FRISCO, Texas – McNeese’s Brenique Wright and Houston Baptist’s Emma Guindon are the Southland Conference Softball Players of the Week, the league announced Tuesday. All Southland Conference Players of the Week are presented by MidSouth Bank.Wright led McNeese (11-13, 3-0 SLC) to a 3-1 record for the week, falling 6-1 to No. 3 Oklahoma on March 3. The Cowgirls were then able to rebound and sweep Incarnate Word over the weekend with 7-2, 7-1 and 1-0 results to kick off the Southland Conference schedule.Guindon picked up a pair of wins from the circle the Huskies (11-7, 2-1 SLC) last week. Her efforts came on a pair of complete-game shutouts striking out 13 in her two games without allowing an earned run.The awards mark the first of the season for the both winners.Softball Hitter of the Week – Brenique Wright, McNeese – OF – Jr. – Moore, Okla.Wright provided McNeese with the only run of the game against No. 33 Oklahoma by blasting her first home run of the season. The junior then carried her offensive output over to the Southland Conference opening series sweep over Incarnate Word. In the trio of games against UIW, Wright batted .500 with three hits, four RBI, one double, one homerun and four walks. She was also a perfect 5-for-5 on stolen bases and captured a .615 on-base percentage.Honorable Mention: Mima Doucet, Southeastern Louisiana; Cayla Jones, Northwestern State; Kali Clement, Nicholls; Autumn Sydlik, Houston Baptist.Softball Pitcher of the Week – Emma Guindon, Houston Baptist – Fr. – Tomball, TexasGuindon helped the Huskies to a 3-1 record by going 2-0 on the week with a pair of shutouts. Over 14 innings, she struck out 13 batters while allowing six hits. The right-handed pitcher from Tomball, Texas, limited her opposition to a .133 batting average.Honorable Mention: Megan Landry, Nicholls; Alley McDonald, Southeastern Louisiana; Rio Sanchez, Central Arkansas.Southland weekly award winners are nominated and voted upon by each school’s sports information director. Voting for one’s own athlete is not permitted. To earn honorable mention, a student-athlete must appear on at least 25 percent of ballots.
in Daily Dose, Featured, Government, News May 17, 2019 636 Views Share On Friday, the U.S. House of Representatives passed the Equality Act, by a vote of 236-173. The act includes protections for LGBTQ people against discrimination in housing.The act is intended to approximate current state anti-discrimination laws on a national level, providing a blanket of protection against discrimination throughout the country, adding protections against LGBT discrimination into the the federal Civil Rights law.A Move Toward EqualityThe Equality Act is one of several steps that has been made this year to protect LGBTQ homeowners from discrimination.
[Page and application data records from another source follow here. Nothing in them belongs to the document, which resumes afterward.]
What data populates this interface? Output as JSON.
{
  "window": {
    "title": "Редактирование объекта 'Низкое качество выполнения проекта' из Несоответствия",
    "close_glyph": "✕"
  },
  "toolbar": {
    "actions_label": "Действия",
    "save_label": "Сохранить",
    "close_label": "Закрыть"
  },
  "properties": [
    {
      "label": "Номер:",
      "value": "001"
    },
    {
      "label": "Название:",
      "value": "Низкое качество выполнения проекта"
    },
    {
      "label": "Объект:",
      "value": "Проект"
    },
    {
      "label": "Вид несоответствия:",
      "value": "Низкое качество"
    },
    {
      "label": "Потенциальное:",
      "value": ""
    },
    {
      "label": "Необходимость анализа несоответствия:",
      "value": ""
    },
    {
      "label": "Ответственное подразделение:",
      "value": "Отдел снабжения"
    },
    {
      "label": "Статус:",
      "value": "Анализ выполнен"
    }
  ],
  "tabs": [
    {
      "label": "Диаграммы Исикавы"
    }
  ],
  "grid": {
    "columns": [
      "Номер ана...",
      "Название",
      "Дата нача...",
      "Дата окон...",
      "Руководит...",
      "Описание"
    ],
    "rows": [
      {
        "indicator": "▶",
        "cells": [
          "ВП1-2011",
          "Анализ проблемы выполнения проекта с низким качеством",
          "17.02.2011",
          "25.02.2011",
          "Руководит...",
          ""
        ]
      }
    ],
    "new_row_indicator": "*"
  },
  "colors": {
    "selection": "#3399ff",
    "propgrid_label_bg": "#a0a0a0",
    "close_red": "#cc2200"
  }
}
Earlier this month, Maine Senators Susan Collins and Angus King joined with Virginia Senator Tim Kaine in promoting the Fair and Equal Housing Act of 2019. The senators are introducing legislation intended to add gender identity and sexual orientation to the classes that are protected from discrimination by the Fair Housing Act. “All Americans deserve a fair and equal opportunity in the sale, rental, or financing of housing,” said Senator Collins. “Throughout my Senate service, I have worked to end discrimination against LGBTQ Americans, and it is time we ensure that all people have full access to housing regardless of their sexual orientation or gender identity. I urge our colleagues to join us in supporting this important legislation.”“Safe and affordable housing is the basic building block for all Americans seeking to achieve economic, educational, and personal success,” said Senator King. “No one should be denied access to this vital resource because of who they are—but unfortunately, under current law there are no protections from discrimination based on sexual orientation or gender identity. This is wrong, plain and simple. We need this legislation to make sure LGBTQ Americans have the same access to housing as anyone else.”Diversity, Inclusion, FairnessThe U.S. Court of Appeals for the Seventh Circuit recently ruled that landlords could be held liable for discrimination if they failed to respond to harassment faced by tenants who belong to a protected class.In its ruling, the three-member panel of judges said that not only did the Fair Housing Act create liability when a landlord intentionally discriminated against a tenant based on a protected characteristic, but “it also creates liability against a landlord that has actual notice of tenant‐on‐tenant harassment based on a protected status, yet chooses not to take any reasonable steps within its control to stop that harassment.”During 2018, the American Mortgage Diversity Council hosted a series of LGBT Town Hall events, bringing together participating servicers and LGBT community groups for a day of discussion regarding issues affecting the LGBT community from both a homeownership and workplace inclusion perspective. Those meetings eventually led to the publication of a white paper on the topic, which you can read here. Discrimination Diversity LGBTQ 2019-05-17 Seth Welborn Protecting Homeowners from Discrimination